REQUIRED ACTION:
Only lines holding the word "prices" should be copied from the material.
━━━━━ MATERIALS PROVIDED
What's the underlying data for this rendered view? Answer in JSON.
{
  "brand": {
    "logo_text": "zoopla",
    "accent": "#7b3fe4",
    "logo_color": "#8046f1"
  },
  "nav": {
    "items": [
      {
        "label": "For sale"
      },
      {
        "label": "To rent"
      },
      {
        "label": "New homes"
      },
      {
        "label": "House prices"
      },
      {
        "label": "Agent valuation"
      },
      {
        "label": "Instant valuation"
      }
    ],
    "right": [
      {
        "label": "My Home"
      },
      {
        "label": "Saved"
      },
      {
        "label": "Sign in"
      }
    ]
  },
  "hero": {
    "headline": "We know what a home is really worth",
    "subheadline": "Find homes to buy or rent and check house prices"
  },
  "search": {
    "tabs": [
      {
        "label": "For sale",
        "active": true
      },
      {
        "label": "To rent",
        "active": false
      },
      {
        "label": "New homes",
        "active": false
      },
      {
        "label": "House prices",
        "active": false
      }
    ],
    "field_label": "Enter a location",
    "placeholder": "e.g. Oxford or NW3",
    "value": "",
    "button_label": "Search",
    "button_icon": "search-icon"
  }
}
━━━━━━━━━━
YOUR RESPONSE:
        "label": "House prices"
    "subheadline": "Find homes to buy or rent and check house prices"
        "label": "House prices",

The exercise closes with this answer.